**PROVIDED MATERIAL**.
[Start of section]

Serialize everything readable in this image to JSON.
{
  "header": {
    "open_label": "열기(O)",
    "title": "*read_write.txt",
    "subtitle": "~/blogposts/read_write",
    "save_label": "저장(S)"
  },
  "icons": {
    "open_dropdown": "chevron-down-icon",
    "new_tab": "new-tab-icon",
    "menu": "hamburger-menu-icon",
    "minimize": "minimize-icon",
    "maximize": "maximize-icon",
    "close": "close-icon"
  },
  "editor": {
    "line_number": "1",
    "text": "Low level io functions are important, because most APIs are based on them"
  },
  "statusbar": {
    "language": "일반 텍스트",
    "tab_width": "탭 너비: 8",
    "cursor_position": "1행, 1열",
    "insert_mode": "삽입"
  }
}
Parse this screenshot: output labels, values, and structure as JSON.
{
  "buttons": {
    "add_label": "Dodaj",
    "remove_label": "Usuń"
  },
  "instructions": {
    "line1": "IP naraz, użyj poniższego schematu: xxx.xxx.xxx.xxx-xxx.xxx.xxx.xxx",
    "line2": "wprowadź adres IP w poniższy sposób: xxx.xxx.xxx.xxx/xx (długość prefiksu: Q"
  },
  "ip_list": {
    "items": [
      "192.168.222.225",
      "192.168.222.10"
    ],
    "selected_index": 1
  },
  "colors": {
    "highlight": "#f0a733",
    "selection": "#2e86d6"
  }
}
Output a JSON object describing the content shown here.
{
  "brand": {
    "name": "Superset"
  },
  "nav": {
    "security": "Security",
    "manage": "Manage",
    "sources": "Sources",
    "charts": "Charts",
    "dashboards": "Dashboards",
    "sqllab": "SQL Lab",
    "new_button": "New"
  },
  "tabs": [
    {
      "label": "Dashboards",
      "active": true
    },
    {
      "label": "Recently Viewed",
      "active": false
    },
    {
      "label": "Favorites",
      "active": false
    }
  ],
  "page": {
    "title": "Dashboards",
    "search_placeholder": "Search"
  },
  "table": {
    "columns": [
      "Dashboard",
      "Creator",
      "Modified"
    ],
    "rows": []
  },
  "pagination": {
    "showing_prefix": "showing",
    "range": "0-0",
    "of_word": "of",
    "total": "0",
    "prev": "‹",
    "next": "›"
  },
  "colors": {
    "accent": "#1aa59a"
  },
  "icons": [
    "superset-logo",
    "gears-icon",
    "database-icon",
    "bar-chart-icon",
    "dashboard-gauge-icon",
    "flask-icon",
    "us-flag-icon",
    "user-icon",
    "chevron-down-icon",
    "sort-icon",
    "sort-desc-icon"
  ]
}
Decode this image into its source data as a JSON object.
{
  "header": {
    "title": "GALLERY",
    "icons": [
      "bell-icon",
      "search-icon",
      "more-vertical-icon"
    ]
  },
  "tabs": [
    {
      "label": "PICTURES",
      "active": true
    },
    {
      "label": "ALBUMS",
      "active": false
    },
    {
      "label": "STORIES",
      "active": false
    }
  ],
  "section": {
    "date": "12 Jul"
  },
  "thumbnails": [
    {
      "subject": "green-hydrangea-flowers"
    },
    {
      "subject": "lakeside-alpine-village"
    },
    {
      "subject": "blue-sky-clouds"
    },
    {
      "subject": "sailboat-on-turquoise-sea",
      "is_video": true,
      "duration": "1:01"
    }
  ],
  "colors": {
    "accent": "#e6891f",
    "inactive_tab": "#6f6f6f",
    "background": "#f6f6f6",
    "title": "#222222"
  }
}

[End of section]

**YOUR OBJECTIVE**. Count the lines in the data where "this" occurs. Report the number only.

**REPLY**. 3